4. They can empower you and help you boost your self-esteem.
Sometimes, difficulty with self-esteem is something that arises from childhood trauma or other experiences endured in childhood but ends up sticking with us long into adulthood. It can show up in a lot of different ways. A lack of confidence or self-esteem can impact your interpersonal relationships, the way that you feel about yourself, your internal dialogue, your ability to engage in the activities you want to engage in, and your functioning at work, school, and in other areas of life. Maybe, there’s a new hobby that you want to try, but you’re afraid or don’t feel good enough. Or perhaps, you want to better communicate with someone in your life, but you feel too insecure or don’t know how. Therapy can help you improve your self-esteem and take the leap to try new things, be more assertive, be more vulnerable, and more. A therapist can also provide encouragement, reassurance, and guidance when you take the steps to do things that are new and scary for you.
5. They can help you stabilize your sense of self.
You might be wondering, “what exactly does this mean?” We all have a sense of self, but childhood trauma, and trauma in general, as well as other experiences, can make one’s sense of self unstable at times. If you veer toward people-pleasing due to trauma, you may have lost touch with what you actually want and who you actually are. Or, alternatively, who you want to be. A therapist can help with self-discovery, and they can act as a stable, supportive, consistent, and informed person in your life throughout the process.
6. They can help you feel more optimistic about life.
Last but not least, seeing a therapist for childhood traumas or other concerns that stem from childhood can help you feel more confident and optimistic about the future. Trauma can come with painful feelings such as hopelessness, particularly if it’s left unaddressed or if someone does not have a support system. In therapy, you can start building and believing in a better future for yourself. Many people establish healthy coping skills in therapy that can be used for the rest of their life.
Find Support For Childhood Trauma

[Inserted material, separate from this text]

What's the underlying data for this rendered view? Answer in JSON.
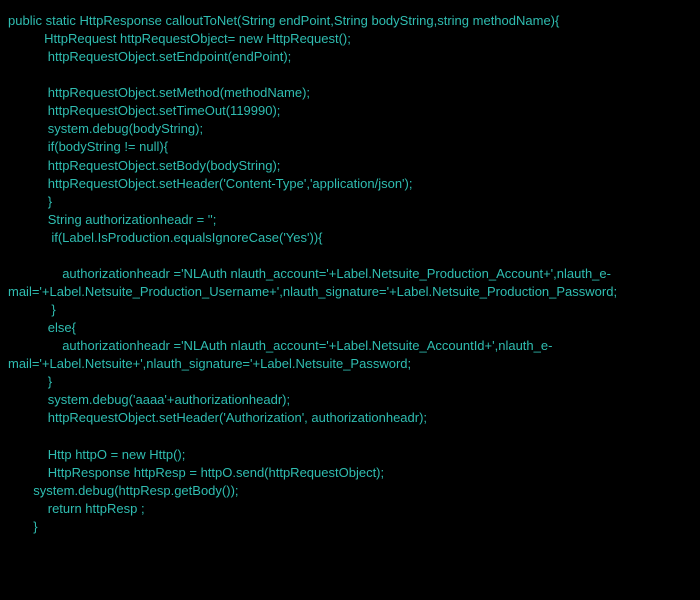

Now, the question is, how do you find a trauma therapist or another provider to see for childhood trauma? You can find a trauma therapist by asking your doctor to provide a referral, search online for trauma therapists near you, utilize an online directory, or see what your insurance company covers by calling or visiting their website. You can also sign up for an online therapy company like BetterHelp if you’re looking for a therapist. Like other providers, therapists who practice online have various specialties, and it’s an easy, often more affordable way to start getting the mental health care you need. You can access online therapy sessions anywhere with a consistent internet connection. No matter how you find a therapist to work on these concerns with, you deserve to heal and move forward after trauma.